Plate 165X. Mule Flat 1943 - 1946 - 1953 - 1959 - 2003 The Mule Flat Photo Plot Transect was established in 1943 and reread in 1946, 1953, and 1959. Initial range conditions were described as poor and all plant communities were very heavily grazed. Sheet erosion in the meadow was common. All aspen suckers were repeatedly browsed by cattle and deer, as was snowberry. Range conditions had not improved by 1959 (unpublished reports in range files, Panguitch Ranger District, Panguitch, UT). Plate 165x is viewed west-southwest along the transect centerline from plot D-254. The site was clearcut sometime after 1959 to stimulate aspen regeneration but the new suckers were repeatedly browsed by wildlife and livestock until they were all killed. This part of the aspen stand is now dead or extinct, as no live suckers were observed in 2003. Grass cover, however, has increased dramatically despite the extended drought. The shrubs seen in the 2003 retake are snowberry. Most aspen stands in the immediate area have not successfully regenerated in many years due to repeated browsing (Kay and Bartos 2000). Within a half mile of this Photo Plot Transect, the U.S. Forest Service prescribe-burned an aspen stand and then built a four-part exclosure within the last 10 years to measuring grazing impacts. Aspen successfully regenerated only where wildlife, mostly elk and to a lesser extent deer, were excluded. By comparison, cattle had relatively little impact on aspen regeneration (personal observation and unpublished photos).

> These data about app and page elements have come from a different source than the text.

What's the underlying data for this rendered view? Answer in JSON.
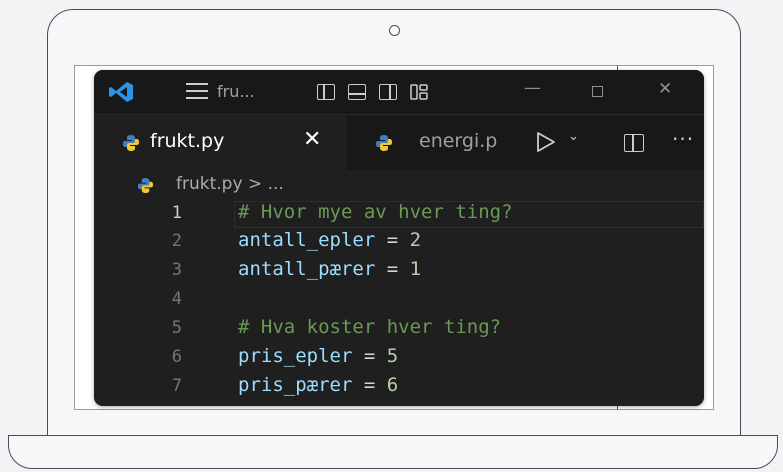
{
  "colors": {
    "comment": "#6a9955",
    "variable": "#9cdcfe",
    "operator": "#d4d4d4",
    "number": "#b5cea8",
    "python_blue": "#3f7fc0",
    "python_yellow": "#f0c93a",
    "vscode_blue": "#2b94e9"
  },
  "titlebar": {
    "title": "fru...",
    "minimize": "—",
    "close": "✕"
  },
  "tabs": [
    {
      "label": "frukt.py",
      "icon": "python-icon",
      "close": "✕"
    },
    {
      "label": "energi.p",
      "icon": "python-icon"
    }
  ],
  "toolbar": {
    "more": "···",
    "run_chevron": "⌄"
  },
  "breadcrumb": {
    "text": "frukt.py > ..."
  },
  "editor": {
    "lines": [
      {
        "number": "1",
        "comment": "# Hvor mye av hver ting?"
      },
      {
        "number": "2",
        "var": "antall_epler",
        "op": " = ",
        "num": "2"
      },
      {
        "number": "3",
        "var": "antall_pærer",
        "op": " = ",
        "num": "1"
      },
      {
        "number": "4"
      },
      {
        "number": "5",
        "comment": "# Hva koster hver ting?"
      },
      {
        "number": "6",
        "var": "pris_epler",
        "op": " = ",
        "num": "5"
      },
      {
        "number": "7",
        "var": "pris_pærer",
        "op": " = ",
        "num": "6"
      }
    ]
  }
}
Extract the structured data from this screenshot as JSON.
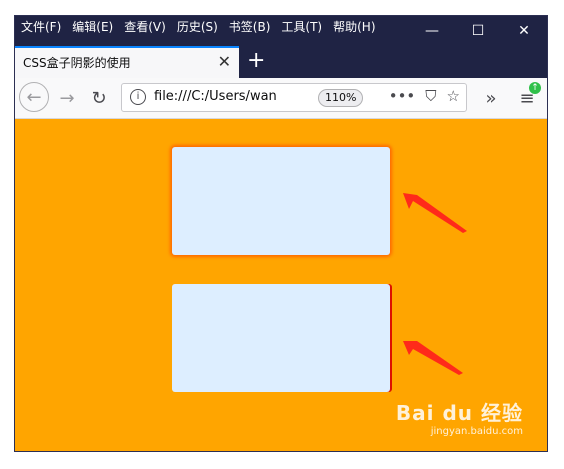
{
  "menu": [
    "文件(F)",
    "编辑(E)",
    "查看(V)",
    "历史(S)",
    "书签(B)",
    "工具(T)",
    "帮助(H)"
  ],
  "window_controls": {
    "minimize": "—",
    "maximize": "☐",
    "close": "✕"
  },
  "tab": {
    "title": "CSS盒子阴影的使用",
    "close": "✕"
  },
  "newtab": "+",
  "nav": {
    "back": "←",
    "forward": "→",
    "reload": "↻"
  },
  "urlbar": {
    "info": "i",
    "url": "file:///C:/Users/wan",
    "zoom": "110%",
    "more": "•••",
    "pocket": "⛉",
    "bookmark": "☆"
  },
  "toolbar": {
    "overflow": "»",
    "menu": "≡"
  },
  "page": {
    "background": "#ffa500",
    "box_color": "#ddeeff",
    "shadow1": "#ff6a00",
    "shadow2": "#dd1100"
  },
  "watermark": {
    "main": "Bai du 经验",
    "sub": "jingyan.baidu.com"
  }
}
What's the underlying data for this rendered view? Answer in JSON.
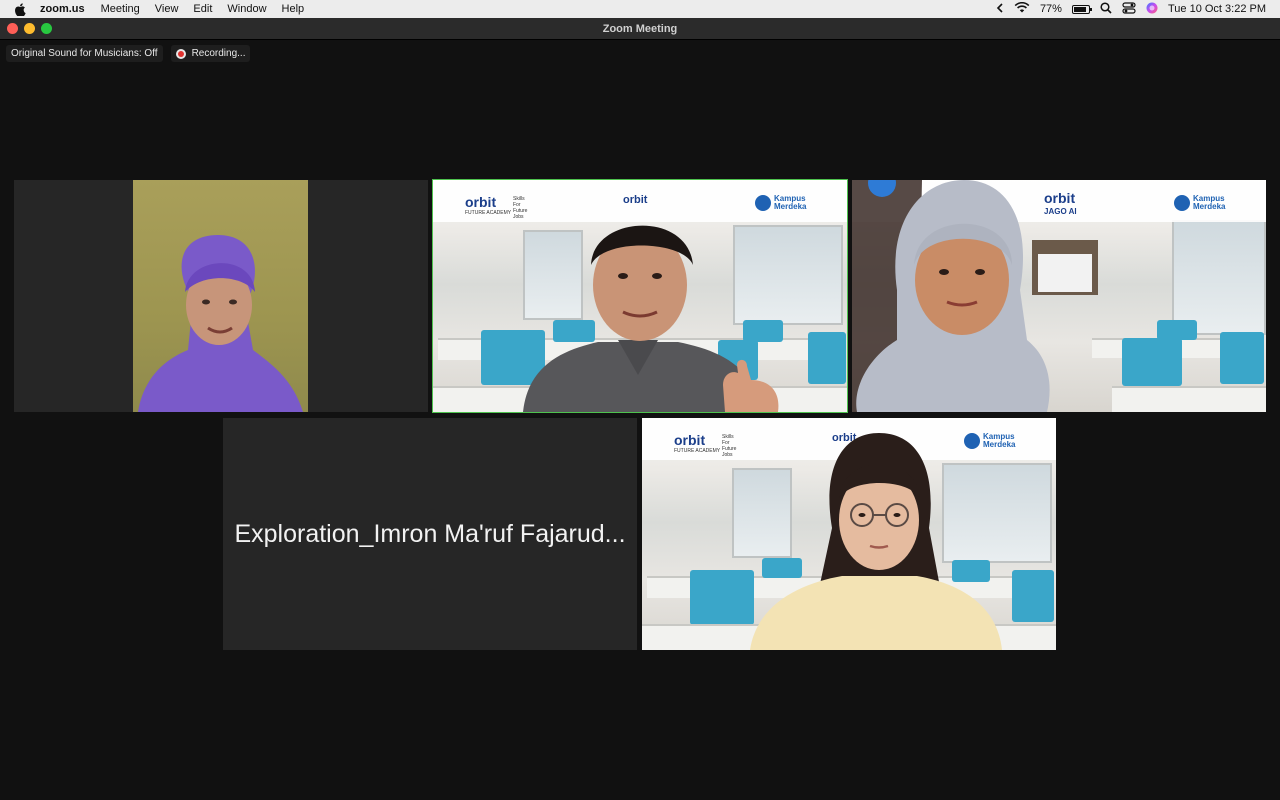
{
  "menubar": {
    "app_name": "zoom.us",
    "menus": [
      "Meeting",
      "View",
      "Edit",
      "Window",
      "Help"
    ],
    "battery": "77%",
    "datetime": "Tue 10 Oct  3:22 PM"
  },
  "window": {
    "title": "Zoom Meeting"
  },
  "status": {
    "original_sound": "Original Sound for Musicians: Off",
    "recording": "Recording..."
  },
  "tiles": {
    "name_tile_label": "Exploration_Imron Ma'ruf Fajarud...",
    "orbit_text": "orbit",
    "orbit_sub": "FUTURE ACADEMY",
    "orbit_tagline": "Skills For Future Jobs",
    "jago_ai": "JAGO AI",
    "kampus_line1": "Kampus",
    "kampus_line2": "Merdeka"
  },
  "colors": {
    "active_speaker": "#4ec34e",
    "recording_red": "#e0322f"
  }
}
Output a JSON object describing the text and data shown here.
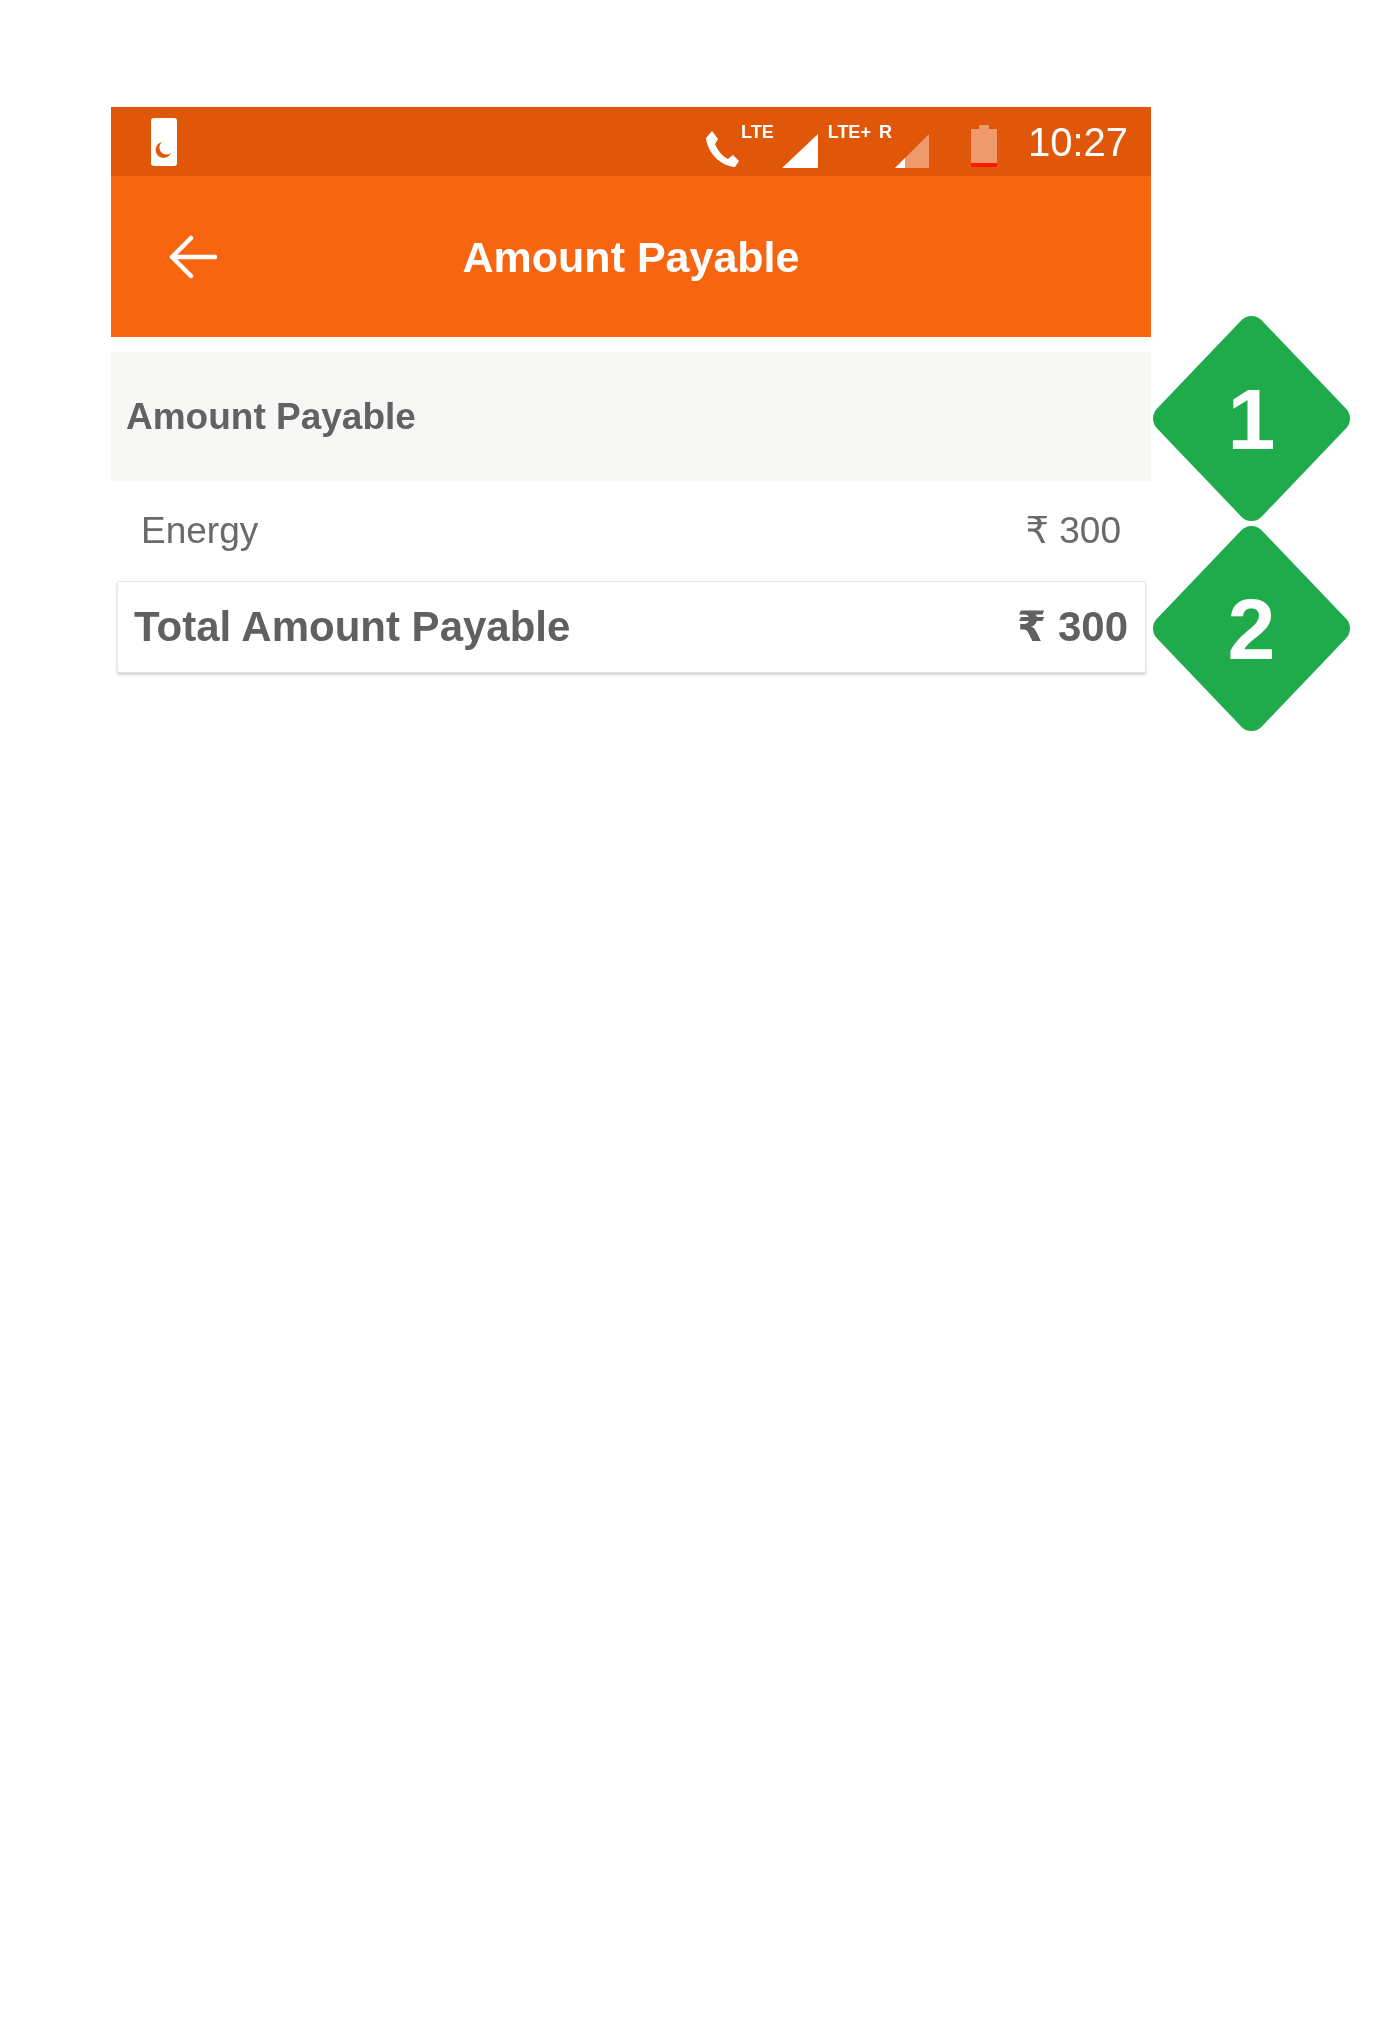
{
  "status_bar": {
    "call_label": "LTE",
    "network_label": "LTE+",
    "roaming_label": "R",
    "time": "10:27"
  },
  "app_bar": {
    "title": "Amount Payable"
  },
  "section": {
    "title": "Amount Payable"
  },
  "line_items": [
    {
      "label": "Energy",
      "amount": "₹ 300"
    }
  ],
  "total": {
    "label": "Total Amount Payable",
    "amount": "₹ 300"
  },
  "callouts": [
    {
      "label": "1"
    },
    {
      "label": "2"
    }
  ]
}
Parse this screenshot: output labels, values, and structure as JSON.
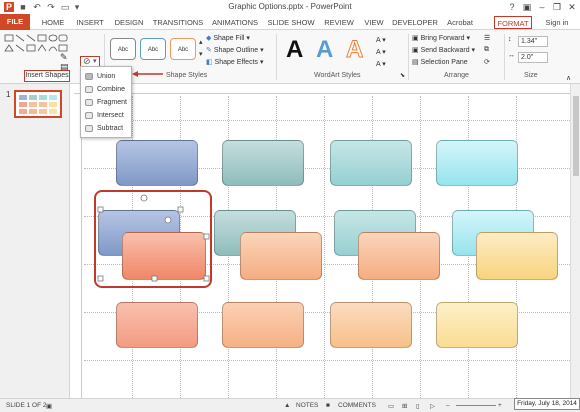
{
  "window": {
    "title": "Graphic Options.pptx - PowerPoint",
    "sign_in": "Sign in"
  },
  "tabs": [
    "FILE",
    "HOME",
    "INSERT",
    "DESIGN",
    "TRANSITIONS",
    "ANIMATIONS",
    "SLIDE SHOW",
    "REVIEW",
    "VIEW",
    "DEVELOPER",
    "Acrobat",
    "FORMAT"
  ],
  "ribbon": {
    "insert_shapes_label": "Insert Shapes",
    "shape_styles_label": "Shape Styles",
    "style_thumb_text": "Abc",
    "shape_fill": "Shape Fill",
    "shape_outline": "Shape Outline",
    "shape_effects": "Shape Effects",
    "wordart_label": "WordArt Styles",
    "wordart_letter": "A",
    "bring_forward": "Bring Forward",
    "send_backward": "Send Backward",
    "selection_pane": "Selection Pane",
    "arrange_label": "Arrange",
    "height_value": "1.34\"",
    "width_value": "2.0\"",
    "size_label": "Size"
  },
  "merge_menu": [
    "Union",
    "Combine",
    "Fragment",
    "Intersect",
    "Subtract"
  ],
  "slides_pane": {
    "slide_number": "1"
  },
  "status": {
    "slide_info": "SLIDE 1 OF 2",
    "notes": "NOTES",
    "comments": "COMMENTS",
    "date_tooltip": "Friday, July 18, 2014"
  },
  "colors": {
    "accent": "#d24726",
    "highlight": "#c0392b"
  }
}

U.S. Forest Service photographs (unnumbered) by Ray J. Davis on August 24, 1943; Walter Cottam on August 24, 1946; I.H. Johnson on August 7, 1953; and I.H. Johnson on September 16, 1959; retake by Charles E. Kay on July 11, 2003 - - Photo No. 5178-25. Original photographs, negatives, and narrative reports held in the range files on the Panguitch Ranger District, Dixie National Forest, Panguitch, UT.
South West: Section 24, Range 3 West, Township 31 South; UTM of transect starting point 399050E, 4217000N; elevation 9,620 ft.